§ WORK TASK
Please reproduce the data in its entirety, word for word.

── TASK INPUT

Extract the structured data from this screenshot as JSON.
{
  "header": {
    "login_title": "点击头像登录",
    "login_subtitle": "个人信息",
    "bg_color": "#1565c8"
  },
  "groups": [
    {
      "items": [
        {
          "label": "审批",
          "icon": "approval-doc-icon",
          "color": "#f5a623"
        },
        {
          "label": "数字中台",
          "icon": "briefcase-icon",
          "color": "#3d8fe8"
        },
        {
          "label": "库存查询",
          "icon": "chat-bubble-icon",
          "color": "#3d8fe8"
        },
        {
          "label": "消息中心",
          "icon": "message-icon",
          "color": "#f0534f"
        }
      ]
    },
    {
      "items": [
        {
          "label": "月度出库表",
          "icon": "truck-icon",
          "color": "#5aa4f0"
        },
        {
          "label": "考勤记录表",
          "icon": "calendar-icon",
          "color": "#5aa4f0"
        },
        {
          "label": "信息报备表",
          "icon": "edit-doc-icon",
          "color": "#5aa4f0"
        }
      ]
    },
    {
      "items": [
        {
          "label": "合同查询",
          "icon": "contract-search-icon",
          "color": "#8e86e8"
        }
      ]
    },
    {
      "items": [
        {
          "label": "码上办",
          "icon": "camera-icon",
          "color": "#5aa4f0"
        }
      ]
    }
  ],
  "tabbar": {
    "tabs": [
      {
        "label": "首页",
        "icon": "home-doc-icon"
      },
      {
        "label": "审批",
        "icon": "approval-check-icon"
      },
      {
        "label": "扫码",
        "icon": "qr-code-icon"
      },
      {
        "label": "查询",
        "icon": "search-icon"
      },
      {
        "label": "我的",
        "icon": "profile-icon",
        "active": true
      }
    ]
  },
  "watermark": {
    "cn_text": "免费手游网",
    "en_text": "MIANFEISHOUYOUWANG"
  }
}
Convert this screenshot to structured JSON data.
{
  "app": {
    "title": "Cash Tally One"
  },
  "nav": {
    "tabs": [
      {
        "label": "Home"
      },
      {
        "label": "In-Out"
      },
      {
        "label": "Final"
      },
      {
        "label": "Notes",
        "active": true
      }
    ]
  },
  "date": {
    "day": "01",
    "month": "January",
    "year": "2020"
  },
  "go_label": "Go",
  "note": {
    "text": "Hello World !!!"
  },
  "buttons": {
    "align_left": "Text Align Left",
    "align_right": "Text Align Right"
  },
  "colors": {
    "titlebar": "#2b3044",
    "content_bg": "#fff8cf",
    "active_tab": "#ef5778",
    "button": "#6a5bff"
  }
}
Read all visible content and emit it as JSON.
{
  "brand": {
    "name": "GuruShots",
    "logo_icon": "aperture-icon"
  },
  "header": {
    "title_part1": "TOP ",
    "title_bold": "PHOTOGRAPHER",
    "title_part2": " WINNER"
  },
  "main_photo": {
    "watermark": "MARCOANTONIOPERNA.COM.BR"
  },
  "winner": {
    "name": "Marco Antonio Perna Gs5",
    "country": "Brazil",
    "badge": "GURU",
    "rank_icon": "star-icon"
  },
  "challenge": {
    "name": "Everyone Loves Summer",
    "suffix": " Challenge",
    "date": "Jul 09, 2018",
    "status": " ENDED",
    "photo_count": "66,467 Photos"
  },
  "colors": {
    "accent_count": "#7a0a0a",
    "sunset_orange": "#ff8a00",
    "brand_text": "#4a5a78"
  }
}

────

§ EXERCISE SOLUTION
Extract the structured data from this screenshot as JSON.
{
  "header": {
    "login_title": "点击头像登录",
    "login_subtitle": "个人信息",
    "bg_color": "#1565c8"
  },
  "groups": [
    {
      "items": [
        {
          "label": "审批",
          "icon": "approval-doc-icon",
          "color": "#f5a623"
        },
        {
          "label": "数字中台",
          "icon": "briefcase-icon",
          "color": "#3d8fe8"
        },
        {
          "label": "库存查询",
          "icon": "chat-bubble-icon",
          "color": "#3d8fe8"
        },
        {
          "label": "消息中心",
          "icon": "message-icon",
          "color": "#f0534f"
        }
      ]
    },
    {
      "items": [
        {
          "label": "月度出库表",
          "icon": "truck-icon",
          "color": "#5aa4f0"
        },
        {
          "label": "考勤记录表",
          "icon": "calendar-icon",
          "color": "#5aa4f0"
        },
        {
          "label": "信息报备表",
          "icon": "edit-doc-icon",
          "color": "#5aa4f0"
        }
      ]
    },
    {
      "items": [
        {
          "label": "合同查询",
          "icon": "contract-search-icon",
          "color": "#8e86e8"
        }
      ]
    },
    {
      "items": [
        {
          "label": "码上办",
          "icon": "camera-icon",
          "color": "#5aa4f0"
        }
      ]
    }
  ],
  "tabbar": {
    "tabs": [
      {
        "label": "首页",
        "icon": "home-doc-icon"
      },
      {
        "label": "审批",
        "icon": "approval-check-icon"
      },
      {
        "label": "扫码",
        "icon": "qr-code-icon"
      },
      {
        "label": "查询",
        "icon": "search-icon"
      },
      {
        "label": "我的",
        "icon": "profile-icon",
        "active": true
      }
    ]
  },
  "watermark": {
    "cn_text": "免费手游网",
    "en_text": "MIANFEISHOUYOUWANG"
  }
}
Convert this screenshot to structured JSON data.
{
  "app": {
    "title": "Cash Tally One"
  },
  "nav": {
    "tabs": [
      {
        "label": "Home"
      },
      {
        "label": "In-Out"
      },
      {
        "label": "Final"
      },
      {
        "label": "Notes",
        "active": true
      }
    ]
  },
  "date": {
    "day": "01",
    "month": "January",
    "year": "2020"
  },
  "go_label": "Go",
  "note": {
    "text": "Hello World !!!"
  },
  "buttons": {
    "align_left": "Text Align Left",
    "align_right": "Text Align Right"
  },
  "colors": {
    "titlebar": "#2b3044",
    "content_bg": "#fff8cf",
    "active_tab": "#ef5778",
    "button": "#6a5bff"
  }
}
Read all visible content and emit it as JSON.
{
  "brand": {
    "name": "GuruShots",
    "logo_icon": "aperture-icon"
  },
  "header": {
    "title_part1": "TOP ",
    "title_bold": "PHOTOGRAPHER",
    "title_part2": " WINNER"
  },
  "main_photo": {
    "watermark": "MARCOANTONIOPERNA.COM.BR"
  },
  "winner": {
    "name": "Marco Antonio Perna Gs5",
    "country": "Brazil",
    "badge": "GURU",
    "rank_icon": "star-icon"
  },
  "challenge": {
    "name": "Everyone Loves Summer",
    "suffix": " Challenge",
    "date": "Jul 09, 2018",
    "status": " ENDED",
    "photo_count": "66,467 Photos"
  },
  "colors": {
    "accent_count": "#7a0a0a",
    "sunset_orange": "#ff8a00",
    "brand_text": "#4a5a78"
  }
}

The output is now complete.